Amistad celebrates 100th anniversary

By Lynn Moncus: Quay County Sun Columnist

Last Saturday, hundreds of people flocked to Amistad to honor the 100th birthday of that village and to spend much quality time just visiting.

When the people of that area decide to put on a celebration, they just naturally know what to do and how to do it. They even planned the perfect time so those of us who came from far and near could admire the beauty of the rolling green pastures and could use our imaginations to know how the pioneers might have felt as they moved to their new land.

The visitors were greeted at the entrance and were then greeted at every turn by friendly people of all ages. Whether or not we knew each other, we had time for pleasant conversation and were unhurried as we wandered around, looking, listening, and relaxing. We were free to participate in various events, to learn about the past, or merely to watch the people as they came and went.

Of course, I spent much time watching, listening, and wondering what some of the people who had called that area home were thinking as they walked from place to place.

One thing that really got my attention was the lack of excessive noise as we wandered around. I just automatically fell into the past and recalled how quiet most gatherings used to be. We could hear the buzz of conversation among the groups and could hear real laughter as people enjoyed being together. We could watch old friends greeting each other with great hugs as they recognized each other after long absences. Seeing the happy faces was a real privilege.

The country atmosphere among country people is almost impossible to describe, but country people know what I’m talking about because they feel as comfortable as I do when at such a gathering. We tend to become relaxed enough to be ourselves without feeling the need for any kind of pretense. Whereas, we may not feel at ease talking to strangers elsewhere; we become totally at ease without even feeling we are talking to someone we have never seen before. We speak the same language and don’t feel that we are really meeting people we have never known before.

I was particularly touched by the number of young children who stopped to chat with someone they didn’t know. Their manners and their adult-like conversation showed how much their parents do for them and how much they love them. Although I could see the excitement in their eyes, they were able to remain poised while speaking to their elders.

They were having a good time without benefit of all the electronic gadgets we usually see in their hands. They obviously knew how to play on their own without disrupting all in hearing distance. Seeing such behavior gave me much hope that all will be well for them in the future.

This woman from Ima would surely like to thank the people who worked so hard to put on a real country celebration.

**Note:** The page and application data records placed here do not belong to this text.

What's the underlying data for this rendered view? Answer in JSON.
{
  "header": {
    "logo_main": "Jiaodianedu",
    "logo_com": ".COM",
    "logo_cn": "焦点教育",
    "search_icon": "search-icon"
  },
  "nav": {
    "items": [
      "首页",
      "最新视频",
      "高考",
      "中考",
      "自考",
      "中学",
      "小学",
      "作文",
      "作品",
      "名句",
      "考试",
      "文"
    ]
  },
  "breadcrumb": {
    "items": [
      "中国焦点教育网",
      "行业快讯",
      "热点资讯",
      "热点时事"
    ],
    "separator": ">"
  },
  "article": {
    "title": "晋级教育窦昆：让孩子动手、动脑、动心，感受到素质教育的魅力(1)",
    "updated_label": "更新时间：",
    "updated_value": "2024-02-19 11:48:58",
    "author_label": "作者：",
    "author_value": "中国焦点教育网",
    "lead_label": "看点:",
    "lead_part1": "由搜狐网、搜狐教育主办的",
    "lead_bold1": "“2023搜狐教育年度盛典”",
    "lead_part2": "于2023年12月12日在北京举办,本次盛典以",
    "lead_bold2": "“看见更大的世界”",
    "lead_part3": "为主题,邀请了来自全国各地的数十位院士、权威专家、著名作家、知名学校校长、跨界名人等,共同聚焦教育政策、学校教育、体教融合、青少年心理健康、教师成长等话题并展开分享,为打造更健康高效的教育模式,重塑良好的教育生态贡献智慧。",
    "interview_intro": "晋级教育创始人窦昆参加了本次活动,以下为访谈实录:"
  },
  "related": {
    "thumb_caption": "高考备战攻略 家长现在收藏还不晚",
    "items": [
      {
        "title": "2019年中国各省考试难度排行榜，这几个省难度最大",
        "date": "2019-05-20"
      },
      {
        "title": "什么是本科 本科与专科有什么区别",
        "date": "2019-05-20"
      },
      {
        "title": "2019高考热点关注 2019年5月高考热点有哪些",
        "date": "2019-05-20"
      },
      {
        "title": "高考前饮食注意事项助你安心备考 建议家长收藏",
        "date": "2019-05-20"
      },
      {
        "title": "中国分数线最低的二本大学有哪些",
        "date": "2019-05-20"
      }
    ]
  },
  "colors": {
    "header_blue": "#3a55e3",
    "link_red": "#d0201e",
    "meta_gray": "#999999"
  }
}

They brought the past alive for a few hours and made many of us proud to be from the country. Pioneer traditions were most evident and made us aware of our heritage. Those few hours of escape from the pressures of the present were more rewarding than they will ever know.